ZipGet(seriously, there has to be a better name for this thing) makes only simple requests, so using Alamofire over AFNetworking doesn’t bring as much of an improvement as the addition of SwiftyJSON does. However, it does feel like a more natural interface. Here’s the old code:

// Property declaration in the ZipCodeFinder class let manager: AFHTTPRequestOperationManager // Initialization in the ZipCodeFinder init method self.manager = AFHTTPRequestOperationManager() // Usage manager.GET(url,     parameters: parameters,     success: { (op: AFHTTPRequestOperation!, response: AnyObject!)         in         // Success handling code     },     failure: { (op: AFHTTPRequestOperation!, error: NSError!)         in         // Failure handling code     })

It’s actually not that bad. I don’t really have any complaints regarding AFNetworking’s usability after being bridged over from Objective-C. Here’s a look at the new version:

Alamofire.request(.GET, url, parameters: parameters).response { request, response, data, error in     // Completion handling code }

I like that I am no longer instantiating a manager object; request() is a static method on the Alamofire struct. In my actual code, I don’t care about the request, response or error parameters, so I have replaced them with underscores. For anyone unfamiliar, .GET as the first parameter to request() is an example of Swift’s type inference. GET is actually a case of Alamofire’s Method enumeration, which one might normally write as Method.GET, but because Swift knows the parameter is of type Method, we can just write .GET. Additionally, the framework is structured to encourage, or at least allow, the use of Swift’s trailing closure syntax, which I find pleasing to use.

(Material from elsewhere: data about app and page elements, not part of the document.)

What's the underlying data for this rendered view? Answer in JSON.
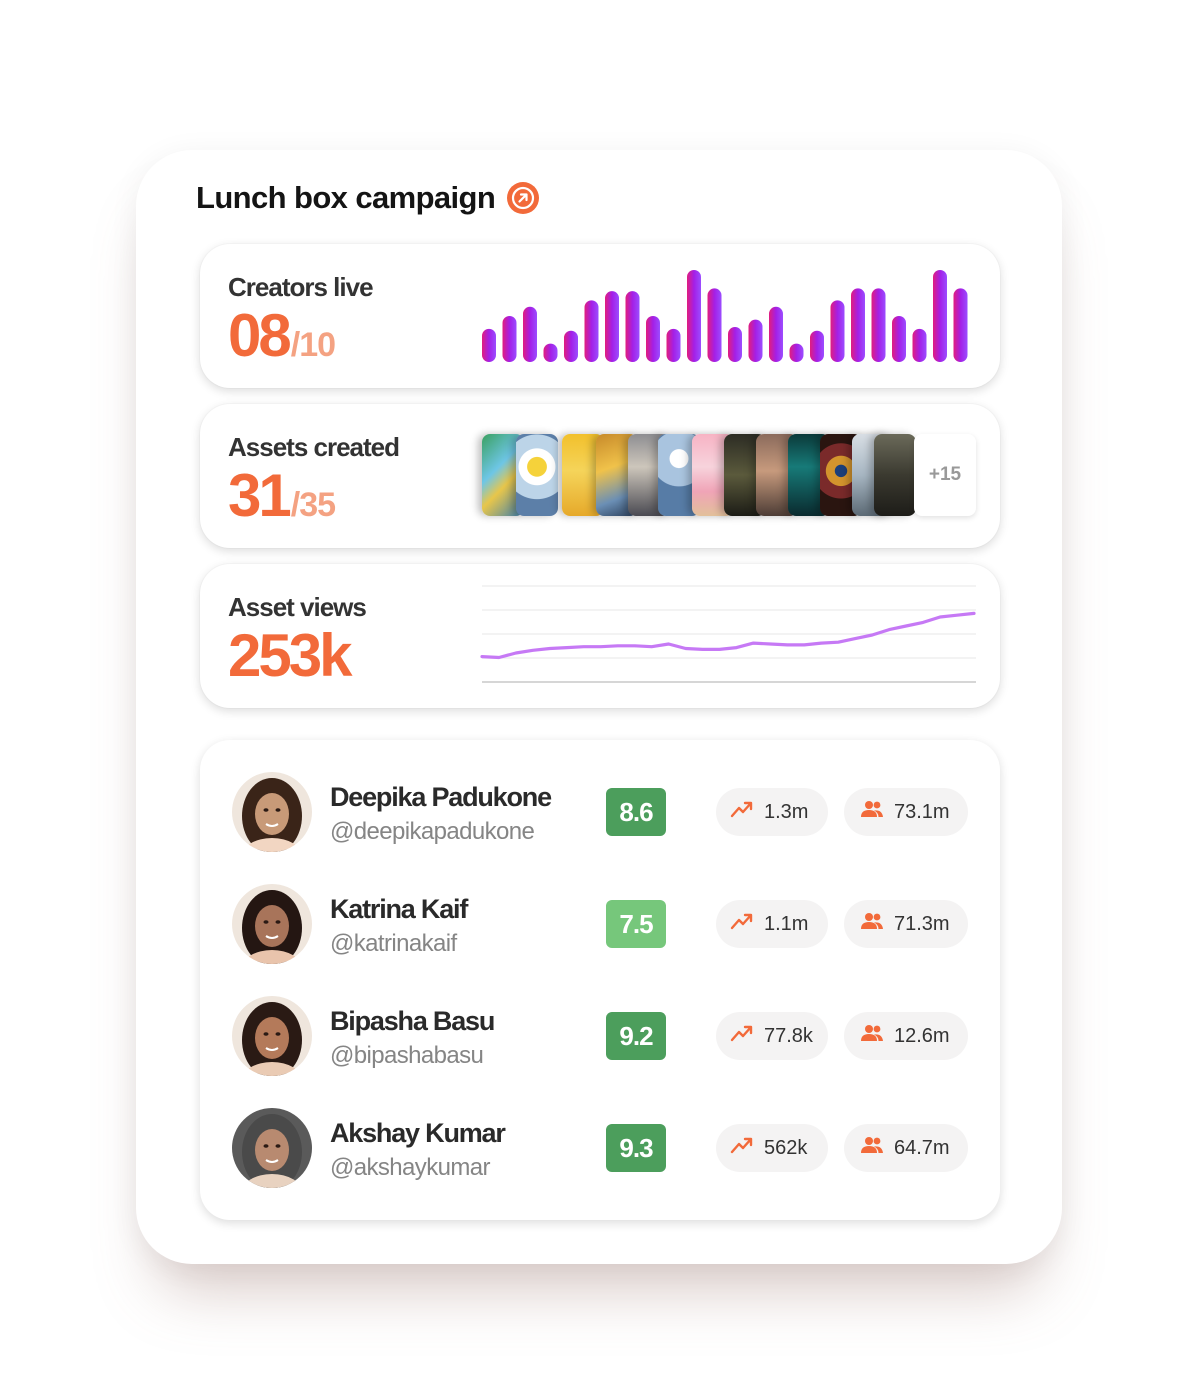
{
  "campaign": {
    "title": "Lunch box campaign",
    "open_icon": "arrow-up-right-icon",
    "accent_color": "#f26a3a"
  },
  "stats": {
    "creators_live": {
      "label": "Creators live",
      "value": "08",
      "total": "/10",
      "bar_levels": [
        0.36,
        0.5,
        0.6,
        0.2,
        0.34,
        0.67,
        0.77,
        0.77,
        0.5,
        0.36,
        1.0,
        0.8,
        0.38,
        0.46,
        0.6,
        0.2,
        0.34,
        0.67,
        0.8,
        0.8,
        0.5,
        0.36,
        1.0,
        0.8
      ],
      "bar_colors": [
        "#e11d7e",
        "#a41fe6",
        "#9b4dff"
      ]
    },
    "assets_created": {
      "label": "Assets created",
      "value": "31",
      "total": "/35",
      "more_label": "+15"
    },
    "asset_views": {
      "label": "Asset views",
      "value": "253k",
      "trend_levels": [
        0.26,
        0.25,
        0.3,
        0.33,
        0.35,
        0.36,
        0.37,
        0.37,
        0.38,
        0.38,
        0.37,
        0.4,
        0.35,
        0.34,
        0.34,
        0.36,
        0.41,
        0.4,
        0.39,
        0.39,
        0.41,
        0.42,
        0.46,
        0.5,
        0.56,
        0.6,
        0.64,
        0.7,
        0.72,
        0.74
      ],
      "line_color": "#c679f5"
    }
  },
  "creators": [
    {
      "name": "Deepika Padukone",
      "handle": "@deepikapadukone",
      "score": "8.6",
      "score_color": "#4c9e5c",
      "growth": "1.3m",
      "followers": "73.1m"
    },
    {
      "name": "Katrina Kaif",
      "handle": "@katrinakaif",
      "score": "7.5",
      "score_color": "#76c77b",
      "growth": "1.1m",
      "followers": "71.3m"
    },
    {
      "name": "Bipasha Basu",
      "handle": "@bipashabasu",
      "score": "9.2",
      "score_color": "#4c9e5c",
      "growth": "77.8k",
      "followers": "12.6m"
    },
    {
      "name": "Akshay Kumar",
      "handle": "@akshaykumar",
      "score": "9.3",
      "score_color": "#4c9e5c",
      "growth": "562k",
      "followers": "64.7m"
    }
  ],
  "icons": {
    "growth": "trending-up-icon",
    "followers": "users-icon",
    "avatar": "avatar"
  }
}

I have a slight issue with the consolidation of the success and failure callbacks into one completion callback. At the moment, documentation is sparse for Alamofire so I am not certain what error(s) the error parameter is meant to encapsulate. My solution so far is to check for GeoNames’ error message, check for the values I actually want, and call the whole thing a failure if neither of those checks yields information. As before, check out the repository on GitHub if you’re so inclined.